There are 1000 megabytes in a gigabyte. There are 1000 gigabytes in a terabyte. And there are 1000 terabytes in a petabyte. The Internet Archive has been archiving the entire Internet since 1996, and now contains nearly two petabytes of information – more than even the world’s largest library.
Among that ocean of information is a huge archive of copyright-free and copyright-expired movies. Last week, I browsed the Moving Image Archive and treated myself to a string of films from the dawn of cinema.
I started with Le voyage dans la lune, a short film created in 1902 by Georges Méliès. Méliès created a number of special effects that are still used today, and is credited as the first person to use celluloid to tell self-contained stories.
With my appetite whetted, I spent the next few hours downloading and absorbing Buster Keaton, Charlie Chaplin, Fritz Lang, The Man With a Movie Camera, Battleship Potemkin, Nosferatu – and a few Merrie Melodies along the way.

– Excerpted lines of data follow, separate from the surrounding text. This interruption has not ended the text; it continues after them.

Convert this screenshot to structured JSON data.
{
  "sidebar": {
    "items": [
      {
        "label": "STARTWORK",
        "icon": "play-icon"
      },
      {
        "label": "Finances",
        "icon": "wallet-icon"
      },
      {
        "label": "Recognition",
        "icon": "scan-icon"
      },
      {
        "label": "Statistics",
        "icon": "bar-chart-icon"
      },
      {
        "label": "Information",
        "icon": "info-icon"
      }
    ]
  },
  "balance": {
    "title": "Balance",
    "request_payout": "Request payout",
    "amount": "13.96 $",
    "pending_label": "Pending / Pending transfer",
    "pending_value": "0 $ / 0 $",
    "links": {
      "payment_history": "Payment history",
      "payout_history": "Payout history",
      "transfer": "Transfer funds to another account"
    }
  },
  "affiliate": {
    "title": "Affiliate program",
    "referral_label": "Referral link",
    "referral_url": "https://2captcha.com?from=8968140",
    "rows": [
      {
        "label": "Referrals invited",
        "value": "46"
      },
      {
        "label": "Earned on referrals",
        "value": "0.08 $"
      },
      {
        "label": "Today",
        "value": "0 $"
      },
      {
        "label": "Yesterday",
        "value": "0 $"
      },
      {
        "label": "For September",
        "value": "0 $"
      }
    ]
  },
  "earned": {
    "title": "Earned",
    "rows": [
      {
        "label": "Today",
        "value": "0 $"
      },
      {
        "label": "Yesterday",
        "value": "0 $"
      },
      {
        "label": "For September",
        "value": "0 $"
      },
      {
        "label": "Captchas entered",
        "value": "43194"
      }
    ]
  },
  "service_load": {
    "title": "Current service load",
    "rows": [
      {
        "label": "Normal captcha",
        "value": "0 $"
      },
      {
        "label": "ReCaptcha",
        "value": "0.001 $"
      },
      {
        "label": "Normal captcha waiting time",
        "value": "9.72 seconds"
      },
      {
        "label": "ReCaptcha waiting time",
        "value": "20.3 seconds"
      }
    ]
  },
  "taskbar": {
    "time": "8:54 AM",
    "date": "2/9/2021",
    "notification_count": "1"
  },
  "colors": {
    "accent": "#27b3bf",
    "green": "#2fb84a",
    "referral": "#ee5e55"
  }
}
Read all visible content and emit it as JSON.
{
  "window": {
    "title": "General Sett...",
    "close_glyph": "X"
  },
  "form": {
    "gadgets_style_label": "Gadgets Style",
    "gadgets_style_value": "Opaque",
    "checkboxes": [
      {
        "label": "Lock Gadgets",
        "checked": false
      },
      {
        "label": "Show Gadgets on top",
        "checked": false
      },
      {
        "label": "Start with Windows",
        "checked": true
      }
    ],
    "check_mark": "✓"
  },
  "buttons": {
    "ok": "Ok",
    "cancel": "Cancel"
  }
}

These golden oldies are a pleasure to experience on two levels. First, because they are oddly familiar. The styles and stories, the idioms and issues that characterize the range of cinematic possibility as we perceive it today, were nearly all present from the very beginning. And secondly, never mind the historical interest, they are just wonderful films on their own terms – a great joy to watch.